We have touched on the major factors that impact sample size and it has made me thirsty. Well, one of the other major factors in sample size calculations is attributable to one tasty beverage – beer. Back in the early 1900s, a gentleman by the name of William Sealy Gosset was working for Guinness Brewing and was researching barley recipes. He was trying to draw conclusions from small sample sizes and ended up developing a mathematical approach based on a new probability distribution he created. In those days, corporations did not want their employees named in academic publications, so Mr. Gosset published a paper about his work in Biometrika in 1908. He wrote under the pseudonym “Student” and to this day we make use of a statistical distribution known as Student’s t-distribution. The t-distribution is what translates the confidence level into a sample size – so raise a glass in honor of yet another contribution to society from beer!
The answer, it turns out, is maybe. For example, a survey needs 68 responses from a very large population to achieve a 90% confidence and +/- 10% precision. But to get more precision requires more responses, for example, a 95% confidence and +/-5% precision level requires just under 400 responses.
Just as important as the sample size is ensuring the sample is
truly representative of the population of interest. This is the part
political pollsters try very hard to accurately capture, by trying to
poll likely voters with an appropriate mix of political persuasions. Errors in the representation of their polls will lead to big variations between election day results and their polls.
Likewise, if the utility only receives responses from a certain segment of their customers, then it may interpret the results incorrectly. Therefore, survey design should also carefully consider the representative nature of the sample drawn.
That’s probably more information about sample size than anyone other than an ardent stats nerd or quant would want to
know. The point is surveying is easy and I encourage utilities to
take advantage of seeking information about their customers.
With internet and email, it can be simple to run a survey and
collect information that can be useful for various planning efforts, including developing load forecasts, fine tuning utility
programs, or just understanding customer attitudes about the
utility. However, easy execution of a survey should be balanced

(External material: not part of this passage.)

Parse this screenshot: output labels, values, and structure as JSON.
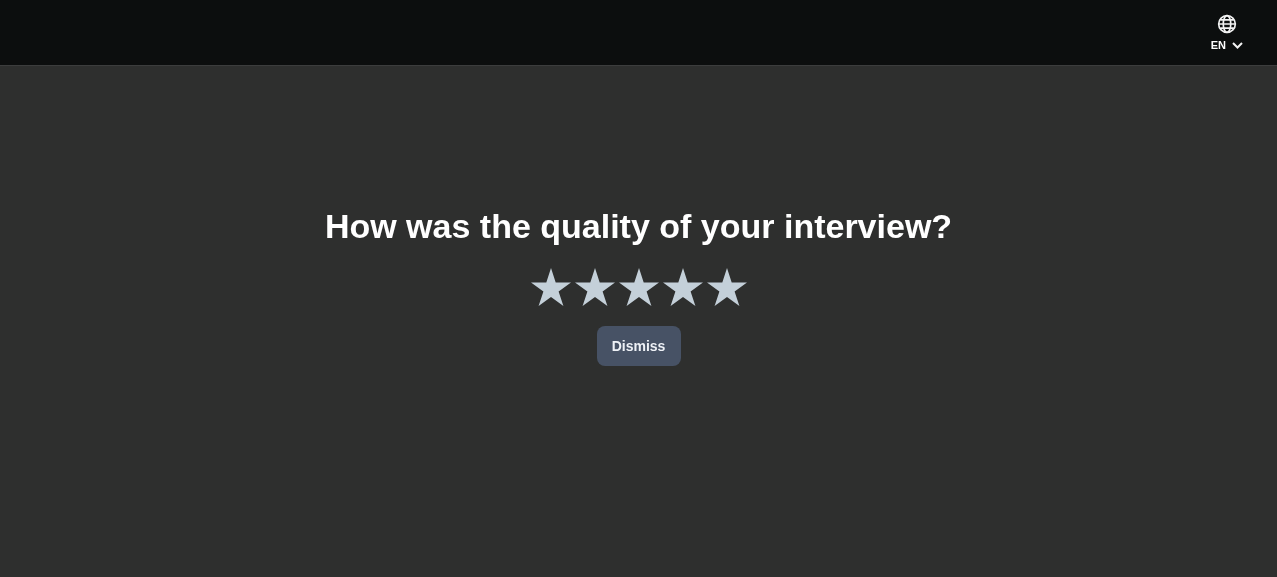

with using the tools correctly to avoid making the mistake of
drawing incorrect inferences from survey data collected.
For more information or to comment on this article, please contact:
Jacob Thomas, Principal
GDS Associates, Inc.